The FT isn’t impressed with the Tories
Under the Tory plans, however, an unchecked and unchallenged Bank may fall into groupthink about financial stability – as it did during the decade before the crisis. The Conservatives propose recruiting a handful of outsiders to sit on a financial policy committee to inject intellectual competition into the monetary authority. But it is unrealistic to expect these few people to spot and counter biases across the Bank’s domain.
All in all – and taking into account the disruption they will cause – these plans are unwise.
Meanwhile, on the comment pages of today’s edition Philip Stevens turns back to Cameron’s speech of last week on Quangos.

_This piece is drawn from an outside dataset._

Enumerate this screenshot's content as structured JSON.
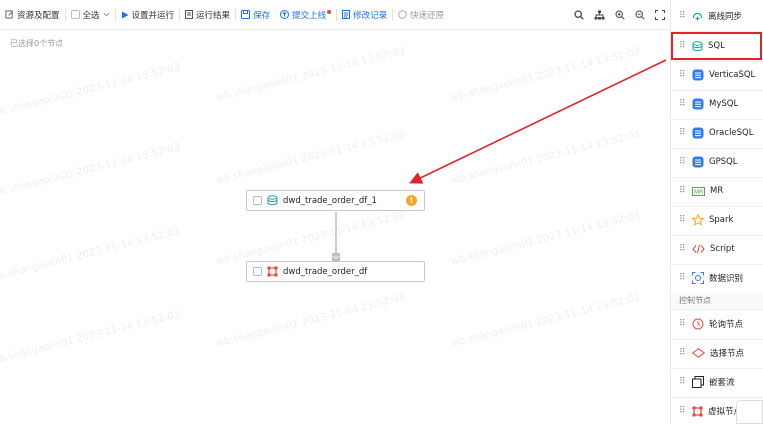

Mr Cameron’s mistake was to single out Ofcom as a candidate for radical surgery. The communications regulator no doubt could tighten its belt. But it so happens that Ofcom does a vital job rather well.
Unless Mr Cameron tears up the rules of independent regulation – or breaks up the organisation into the several quangos from which it was originally created – Ofcom will indeed survive in something much like its present form. It is curious that someone who once worked in broadcasting could miss this point.
As has been said before in this column, Britain has a governing party brought down by the hubris and exhaustion that come with being too long in office. What the country lacks is a credible government-in-waiting seriously preparing itself for the day when it expects to be making the decisions.
As one of the regulars in the comments section of this blog, Will M, has been arguing for a while, what is really terrifying about the Tories at the moment is not that they are ‘do nothing party’ but they are a ‘do the wrong thing party’. Whenever we get a concrete policy announcement it invariably suggests doing the wrong thing.